Step 8: Test the Standalone Database Firewall System Operation

You should verify that the standalone Database Firewall configuration is fully operational before you begin monitoring your protected database SQL traffic.

To test the system operation:

  1. In the standalone Database Firewall Administration Console, click the Monitoring tab, and then from the Enforcement Points menu, select List to display the list of configured enforcement points. Check the status as follows:

    1. Click the Status button for the appropriate enforcement point.

    2. In the Appliances area, ensure that you see a green check-mark indicator in the Status column against the device that is performing the monitoring.

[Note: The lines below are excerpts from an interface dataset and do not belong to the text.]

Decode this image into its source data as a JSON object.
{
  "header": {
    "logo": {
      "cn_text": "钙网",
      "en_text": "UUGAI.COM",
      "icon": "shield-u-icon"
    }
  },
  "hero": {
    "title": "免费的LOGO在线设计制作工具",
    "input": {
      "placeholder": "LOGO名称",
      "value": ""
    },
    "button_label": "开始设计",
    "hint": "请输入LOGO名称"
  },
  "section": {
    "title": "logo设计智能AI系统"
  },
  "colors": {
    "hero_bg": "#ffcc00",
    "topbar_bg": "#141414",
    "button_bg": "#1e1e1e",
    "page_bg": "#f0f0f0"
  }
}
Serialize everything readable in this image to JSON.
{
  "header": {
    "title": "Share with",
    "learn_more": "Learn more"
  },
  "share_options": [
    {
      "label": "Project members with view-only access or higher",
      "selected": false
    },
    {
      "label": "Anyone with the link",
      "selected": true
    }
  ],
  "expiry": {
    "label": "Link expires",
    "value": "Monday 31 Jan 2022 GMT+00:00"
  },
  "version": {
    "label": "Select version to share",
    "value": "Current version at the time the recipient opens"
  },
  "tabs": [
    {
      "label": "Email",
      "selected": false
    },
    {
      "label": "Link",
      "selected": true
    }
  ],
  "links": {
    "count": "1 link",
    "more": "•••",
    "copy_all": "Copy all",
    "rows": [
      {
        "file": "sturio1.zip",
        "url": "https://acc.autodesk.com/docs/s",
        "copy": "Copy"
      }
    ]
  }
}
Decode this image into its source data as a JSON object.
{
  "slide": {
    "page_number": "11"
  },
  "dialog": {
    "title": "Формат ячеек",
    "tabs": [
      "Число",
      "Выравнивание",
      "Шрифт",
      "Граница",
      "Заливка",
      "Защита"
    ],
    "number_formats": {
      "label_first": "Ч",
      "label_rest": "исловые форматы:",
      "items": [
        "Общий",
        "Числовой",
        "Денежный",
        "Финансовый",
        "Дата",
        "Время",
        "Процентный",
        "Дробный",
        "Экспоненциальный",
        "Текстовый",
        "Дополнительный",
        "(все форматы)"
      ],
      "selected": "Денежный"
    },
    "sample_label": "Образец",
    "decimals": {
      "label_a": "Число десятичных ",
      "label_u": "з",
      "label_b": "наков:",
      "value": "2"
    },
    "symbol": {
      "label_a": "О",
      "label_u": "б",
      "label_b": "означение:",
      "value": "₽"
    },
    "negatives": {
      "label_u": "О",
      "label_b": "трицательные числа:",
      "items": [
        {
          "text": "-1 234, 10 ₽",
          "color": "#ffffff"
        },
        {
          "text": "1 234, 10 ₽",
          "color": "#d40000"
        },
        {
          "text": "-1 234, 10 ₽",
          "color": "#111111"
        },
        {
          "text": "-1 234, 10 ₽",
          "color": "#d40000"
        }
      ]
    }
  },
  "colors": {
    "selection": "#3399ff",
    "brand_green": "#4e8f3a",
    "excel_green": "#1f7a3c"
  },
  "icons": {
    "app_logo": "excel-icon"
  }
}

  2. Click the Dashboard tab, and check that Number of statements increases every minute. This setting indicates that statements are being recognized.

  3. Click the Reporting tab, then View in Traffic Log menu.

    Click Start to see the statements that are being saved to the traffic log. You may need to wait for 5 to 10 minutes.

  4. Verify that data can be obtained from the traffic log.

    See Oracle Database Firewall Security Management Guide for information about accessing and viewing the traffic log.

What's Next?

The tasks in chapter complete the initial configuration of a Database Firewall. You next step is to configure to configure the Management Server, described in Chapter 3, "Configuring a Database Firewall Management Server." Depending on site requirements, you may need to configure other features, such as stored procedure auditing, user role auditing and local monitoring. These features are explained in later chapters of this guide.

After you have configured the standalone Database Firewall, users will be able to begin analyzing data. Once a policy has been developed, you must upload it. Oracle Database Firewall Security Management Guide covers these tasks in detail.

Chapter 13, "System Administration," explains system administration tasks, including how to set up new users, monitor the system and produce reports.